Looking for good comedy while finding yourself free for a night in London, at the moment it's difficult to go wrong. My only problem was trying to find an Edinburgh preview show featuring artists I wasn't likely to go to see during the Edinburgh Fringe itself. This one seemed to fit the bill. With two comics I had heard of, but wasn't terribly familiar with, it was a perfect opportunity to catch them at this rough and ready stage of preparation and see whether they might be acts I would want to explore further in the future. As it happened, in both cases the answer was yes.
Sam Stone hosted the evening, but in all honesty had very little to do on this kind of occasion. With only twenty or so in the audience, all crammed into a small stuffy room above a pub off Charing Cross Road, she had the chance to chat to pretty much everyone, find out where they were from, what they did, but there was little by way of warming up needed and she sensibly kept things brief and got the acts on in quick time.

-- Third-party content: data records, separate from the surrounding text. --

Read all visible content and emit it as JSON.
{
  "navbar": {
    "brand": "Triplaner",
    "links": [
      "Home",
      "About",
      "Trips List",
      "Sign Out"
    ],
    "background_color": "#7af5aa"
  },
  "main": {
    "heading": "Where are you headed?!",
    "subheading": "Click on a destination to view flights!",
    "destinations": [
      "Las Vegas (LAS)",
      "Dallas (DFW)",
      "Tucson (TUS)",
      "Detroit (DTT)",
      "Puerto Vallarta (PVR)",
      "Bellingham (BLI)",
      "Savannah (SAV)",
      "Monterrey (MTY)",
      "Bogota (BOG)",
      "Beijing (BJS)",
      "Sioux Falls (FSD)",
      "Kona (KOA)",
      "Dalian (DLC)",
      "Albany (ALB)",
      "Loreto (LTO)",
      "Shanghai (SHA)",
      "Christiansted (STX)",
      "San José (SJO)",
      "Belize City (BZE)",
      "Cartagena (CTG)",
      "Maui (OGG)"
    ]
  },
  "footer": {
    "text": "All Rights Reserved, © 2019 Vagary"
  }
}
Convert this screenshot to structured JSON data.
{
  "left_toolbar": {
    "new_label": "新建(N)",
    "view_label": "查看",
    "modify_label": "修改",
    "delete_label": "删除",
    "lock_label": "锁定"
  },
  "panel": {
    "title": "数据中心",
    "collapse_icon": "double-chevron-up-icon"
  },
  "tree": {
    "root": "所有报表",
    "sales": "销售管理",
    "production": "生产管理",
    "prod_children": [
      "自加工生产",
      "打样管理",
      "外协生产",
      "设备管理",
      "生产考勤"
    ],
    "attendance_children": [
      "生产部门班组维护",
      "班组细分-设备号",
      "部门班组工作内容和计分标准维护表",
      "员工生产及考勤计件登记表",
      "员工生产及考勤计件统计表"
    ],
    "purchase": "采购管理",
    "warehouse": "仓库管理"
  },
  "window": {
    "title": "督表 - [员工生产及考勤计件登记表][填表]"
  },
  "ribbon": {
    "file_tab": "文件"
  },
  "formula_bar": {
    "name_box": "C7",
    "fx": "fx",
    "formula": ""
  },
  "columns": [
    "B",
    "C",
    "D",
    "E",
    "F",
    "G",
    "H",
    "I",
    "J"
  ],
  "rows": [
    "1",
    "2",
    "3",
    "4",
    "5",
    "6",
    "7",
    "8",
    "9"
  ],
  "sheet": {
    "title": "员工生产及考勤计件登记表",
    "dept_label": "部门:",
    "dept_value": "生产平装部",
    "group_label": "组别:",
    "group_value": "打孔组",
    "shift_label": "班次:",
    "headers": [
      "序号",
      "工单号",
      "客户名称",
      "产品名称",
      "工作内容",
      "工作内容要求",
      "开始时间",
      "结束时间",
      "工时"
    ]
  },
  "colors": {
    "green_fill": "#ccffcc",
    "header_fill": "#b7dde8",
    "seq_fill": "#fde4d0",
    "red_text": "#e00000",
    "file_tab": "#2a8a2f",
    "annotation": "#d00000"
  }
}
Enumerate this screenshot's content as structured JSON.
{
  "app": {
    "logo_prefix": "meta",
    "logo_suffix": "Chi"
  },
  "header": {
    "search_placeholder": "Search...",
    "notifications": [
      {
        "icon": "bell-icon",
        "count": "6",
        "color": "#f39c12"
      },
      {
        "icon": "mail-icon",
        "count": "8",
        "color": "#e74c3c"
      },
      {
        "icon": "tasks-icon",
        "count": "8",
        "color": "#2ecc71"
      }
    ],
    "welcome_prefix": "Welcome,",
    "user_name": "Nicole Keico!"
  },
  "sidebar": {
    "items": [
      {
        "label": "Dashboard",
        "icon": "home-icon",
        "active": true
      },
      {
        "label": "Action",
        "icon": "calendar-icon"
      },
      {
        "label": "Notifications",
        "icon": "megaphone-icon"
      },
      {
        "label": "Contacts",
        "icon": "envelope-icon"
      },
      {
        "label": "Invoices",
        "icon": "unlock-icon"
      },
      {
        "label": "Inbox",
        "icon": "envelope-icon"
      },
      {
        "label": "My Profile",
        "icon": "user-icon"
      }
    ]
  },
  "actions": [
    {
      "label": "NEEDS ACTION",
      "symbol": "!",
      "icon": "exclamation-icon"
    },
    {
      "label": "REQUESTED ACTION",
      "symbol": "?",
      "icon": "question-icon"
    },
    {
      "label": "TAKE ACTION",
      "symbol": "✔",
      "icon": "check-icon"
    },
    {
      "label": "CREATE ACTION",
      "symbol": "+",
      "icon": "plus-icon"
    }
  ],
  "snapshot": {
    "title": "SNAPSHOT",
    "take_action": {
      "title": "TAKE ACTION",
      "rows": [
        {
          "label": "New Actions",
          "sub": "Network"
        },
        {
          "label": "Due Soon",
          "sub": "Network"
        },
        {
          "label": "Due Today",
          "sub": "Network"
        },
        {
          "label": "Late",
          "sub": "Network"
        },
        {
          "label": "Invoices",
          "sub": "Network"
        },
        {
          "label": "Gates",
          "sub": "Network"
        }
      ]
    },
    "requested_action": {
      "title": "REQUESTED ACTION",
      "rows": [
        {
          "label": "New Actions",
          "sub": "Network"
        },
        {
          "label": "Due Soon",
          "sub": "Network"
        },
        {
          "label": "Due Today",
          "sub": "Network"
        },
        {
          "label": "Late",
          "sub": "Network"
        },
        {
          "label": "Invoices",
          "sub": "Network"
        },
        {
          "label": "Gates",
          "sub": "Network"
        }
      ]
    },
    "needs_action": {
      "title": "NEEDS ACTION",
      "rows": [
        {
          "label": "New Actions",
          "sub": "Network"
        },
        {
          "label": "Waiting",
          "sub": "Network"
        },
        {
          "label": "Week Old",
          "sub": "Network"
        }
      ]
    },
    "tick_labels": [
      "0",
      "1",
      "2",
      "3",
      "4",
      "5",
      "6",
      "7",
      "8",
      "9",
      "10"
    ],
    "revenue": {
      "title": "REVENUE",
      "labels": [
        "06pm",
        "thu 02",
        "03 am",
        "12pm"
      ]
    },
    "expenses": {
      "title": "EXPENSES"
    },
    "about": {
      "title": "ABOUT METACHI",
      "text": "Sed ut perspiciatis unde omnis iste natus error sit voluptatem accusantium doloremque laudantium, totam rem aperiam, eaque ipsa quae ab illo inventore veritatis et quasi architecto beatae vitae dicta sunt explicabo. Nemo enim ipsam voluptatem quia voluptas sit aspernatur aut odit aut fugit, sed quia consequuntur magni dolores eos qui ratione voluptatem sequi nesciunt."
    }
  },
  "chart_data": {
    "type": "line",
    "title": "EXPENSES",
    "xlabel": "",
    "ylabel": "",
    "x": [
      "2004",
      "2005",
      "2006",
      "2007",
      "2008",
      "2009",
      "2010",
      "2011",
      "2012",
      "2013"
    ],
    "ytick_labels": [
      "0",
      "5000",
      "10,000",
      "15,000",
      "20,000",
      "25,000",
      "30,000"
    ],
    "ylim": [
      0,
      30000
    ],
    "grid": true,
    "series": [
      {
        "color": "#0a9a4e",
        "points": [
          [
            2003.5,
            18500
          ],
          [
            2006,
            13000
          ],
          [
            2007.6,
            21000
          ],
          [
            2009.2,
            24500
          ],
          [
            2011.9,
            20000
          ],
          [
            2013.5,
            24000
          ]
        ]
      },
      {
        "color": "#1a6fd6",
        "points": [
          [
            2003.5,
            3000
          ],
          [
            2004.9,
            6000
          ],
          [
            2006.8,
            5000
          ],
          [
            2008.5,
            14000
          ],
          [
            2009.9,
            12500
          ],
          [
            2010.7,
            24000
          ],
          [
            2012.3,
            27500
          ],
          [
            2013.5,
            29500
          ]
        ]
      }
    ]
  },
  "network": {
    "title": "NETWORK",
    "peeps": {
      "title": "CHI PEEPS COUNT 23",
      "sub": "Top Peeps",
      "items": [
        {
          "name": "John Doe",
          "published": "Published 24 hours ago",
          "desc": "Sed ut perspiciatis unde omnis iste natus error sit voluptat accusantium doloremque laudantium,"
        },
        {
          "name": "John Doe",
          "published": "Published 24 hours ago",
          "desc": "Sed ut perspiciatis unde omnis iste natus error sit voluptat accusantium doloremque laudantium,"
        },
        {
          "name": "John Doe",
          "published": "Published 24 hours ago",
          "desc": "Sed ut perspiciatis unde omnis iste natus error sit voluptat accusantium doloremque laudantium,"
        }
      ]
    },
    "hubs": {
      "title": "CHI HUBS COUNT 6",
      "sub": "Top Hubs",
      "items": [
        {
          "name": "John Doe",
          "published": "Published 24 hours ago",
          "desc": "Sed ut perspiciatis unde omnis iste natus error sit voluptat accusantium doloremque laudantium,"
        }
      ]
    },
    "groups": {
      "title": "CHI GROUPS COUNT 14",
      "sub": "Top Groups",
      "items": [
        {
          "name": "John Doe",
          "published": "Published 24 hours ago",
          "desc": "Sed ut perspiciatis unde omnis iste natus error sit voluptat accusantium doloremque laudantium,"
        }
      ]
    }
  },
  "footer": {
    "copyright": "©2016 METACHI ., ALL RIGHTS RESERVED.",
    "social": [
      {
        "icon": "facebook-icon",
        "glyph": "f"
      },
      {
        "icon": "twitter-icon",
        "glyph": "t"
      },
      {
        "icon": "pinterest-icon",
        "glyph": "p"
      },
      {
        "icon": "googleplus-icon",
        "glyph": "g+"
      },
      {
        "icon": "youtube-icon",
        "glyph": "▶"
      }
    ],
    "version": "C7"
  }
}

Luke Toulson (above) is a tall shambling man, possibly best known for those with children as Captain DJ in the BBC kids series Space Pirates. That this fact has failed to impress his own five year-old son formed part of his act, much of which was taken up with similar disappointments experienced in his life.
The show, subtitled "There Are So Many Things I Can't Do," is Toulson's first as a solo performer, although he is something of an Edinburgh veteran, most recently as part of a double act with Stephen Harvey. He tells us it follows the story of two journeys, but in all honesty, as with many of these shows, that is just a framework on which to hang material of all kinds, and although he tells us of a journey to Italy to propose to a girlfriend, the details are sketchy and not really followed through at all.
But that's okay, because his material is good, and even though many of his subjects are well worn, such as a lengthy diatribe about the crapness of Ryanair, he does manage to draw some extra mileage out of them without them ever seeming hack. Indeed I had only one complaint in terms of subject matter, that being did we really need yet another joke about dyslexics not being able to spell dyslexia?
Overall, Toulson is shambling and scruffy and easy-going, and overall an easy person to warm to and the sort of act you could imagine having a pint and a chat with, and his act has plenty to keep even the most hardened punter amused.
Physically, at least, Stuart Black could not be more different from Toulson if he tried. Where the latter is gangly and awkward looking, Black is small, sleek and ferret-like. But where there is a similarity is that they both adopt a slightly distracted style to their delivery. In Black's case, to the point where he spends much of his time wandering around on stage, ever-present beer bottle in hand, looking a bit lost and as if he isn't quite sure what to say next.
But the audience should not be taken in by this approach, because it soon becomes clear that he knows exactly what he is doing. The delivery may be fragmentary, but the material itself is anything but, the humour cutting and very direct. Meanwhile his soft West-Country accent lulls you into a false sense of security so that the killer punchlines seem to land with much greater effect.
Black is a relative newcomer by comparison with Toulson, but in all honesty, of the two, is the one I would say was the more likely to go on to great things. Certainly both have the potential to make good club headliners, but Black has that extra quality which makes him one to look out for, and the originality of routines tackling such subjects as why watching hardcore porn makes you gay, shows the kind of off-kilter mind that you imagine could find the humour in almost any given situation.